• Stored data:
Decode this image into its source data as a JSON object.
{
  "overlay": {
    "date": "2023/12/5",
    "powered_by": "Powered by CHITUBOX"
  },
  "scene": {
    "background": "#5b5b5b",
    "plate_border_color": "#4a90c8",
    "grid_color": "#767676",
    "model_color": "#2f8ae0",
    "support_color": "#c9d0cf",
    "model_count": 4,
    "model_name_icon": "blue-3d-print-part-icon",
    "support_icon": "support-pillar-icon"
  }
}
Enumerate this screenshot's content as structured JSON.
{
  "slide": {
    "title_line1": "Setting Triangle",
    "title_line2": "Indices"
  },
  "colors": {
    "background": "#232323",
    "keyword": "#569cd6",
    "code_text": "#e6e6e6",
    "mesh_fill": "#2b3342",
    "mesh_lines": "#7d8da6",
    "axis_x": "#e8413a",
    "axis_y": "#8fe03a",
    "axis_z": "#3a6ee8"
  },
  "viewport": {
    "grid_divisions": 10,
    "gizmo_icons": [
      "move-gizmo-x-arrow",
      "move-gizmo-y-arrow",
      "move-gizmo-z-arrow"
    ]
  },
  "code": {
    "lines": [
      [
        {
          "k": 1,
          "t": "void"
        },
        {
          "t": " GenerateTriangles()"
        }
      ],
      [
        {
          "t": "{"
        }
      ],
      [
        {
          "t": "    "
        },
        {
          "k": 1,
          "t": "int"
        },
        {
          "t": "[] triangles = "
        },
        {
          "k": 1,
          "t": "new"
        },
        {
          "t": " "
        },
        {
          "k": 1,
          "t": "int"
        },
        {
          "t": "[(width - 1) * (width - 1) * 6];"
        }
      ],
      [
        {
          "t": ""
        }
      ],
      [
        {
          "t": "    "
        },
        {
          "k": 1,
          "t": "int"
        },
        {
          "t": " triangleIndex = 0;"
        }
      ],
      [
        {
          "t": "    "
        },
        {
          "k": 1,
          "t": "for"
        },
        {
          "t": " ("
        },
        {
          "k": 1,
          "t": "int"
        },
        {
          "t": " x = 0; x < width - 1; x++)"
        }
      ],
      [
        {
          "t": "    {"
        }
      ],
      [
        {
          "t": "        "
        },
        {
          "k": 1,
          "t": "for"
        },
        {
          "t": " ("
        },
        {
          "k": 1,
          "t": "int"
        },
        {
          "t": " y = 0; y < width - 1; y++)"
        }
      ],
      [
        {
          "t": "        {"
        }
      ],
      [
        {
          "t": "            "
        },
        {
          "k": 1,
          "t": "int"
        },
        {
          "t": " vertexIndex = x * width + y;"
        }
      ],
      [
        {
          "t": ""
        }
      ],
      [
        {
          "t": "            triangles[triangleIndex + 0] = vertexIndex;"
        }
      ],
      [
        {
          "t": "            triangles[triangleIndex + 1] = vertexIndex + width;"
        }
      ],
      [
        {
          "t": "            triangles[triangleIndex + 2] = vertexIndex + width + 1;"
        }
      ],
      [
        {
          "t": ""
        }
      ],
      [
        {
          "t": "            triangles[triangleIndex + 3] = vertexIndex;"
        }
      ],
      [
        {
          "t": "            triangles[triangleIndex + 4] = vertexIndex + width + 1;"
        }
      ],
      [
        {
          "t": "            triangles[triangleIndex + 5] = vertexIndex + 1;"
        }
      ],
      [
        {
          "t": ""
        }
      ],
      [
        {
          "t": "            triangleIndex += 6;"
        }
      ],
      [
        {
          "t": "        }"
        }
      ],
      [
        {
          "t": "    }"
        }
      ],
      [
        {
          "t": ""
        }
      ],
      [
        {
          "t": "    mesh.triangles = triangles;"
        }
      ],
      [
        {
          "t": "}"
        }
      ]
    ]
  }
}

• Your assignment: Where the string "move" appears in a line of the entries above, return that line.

• Result of this exercise:
      "move-gizmo-x-arrow",
      "move-gizmo-y-arrow",
      "move-gizmo-z-arrow"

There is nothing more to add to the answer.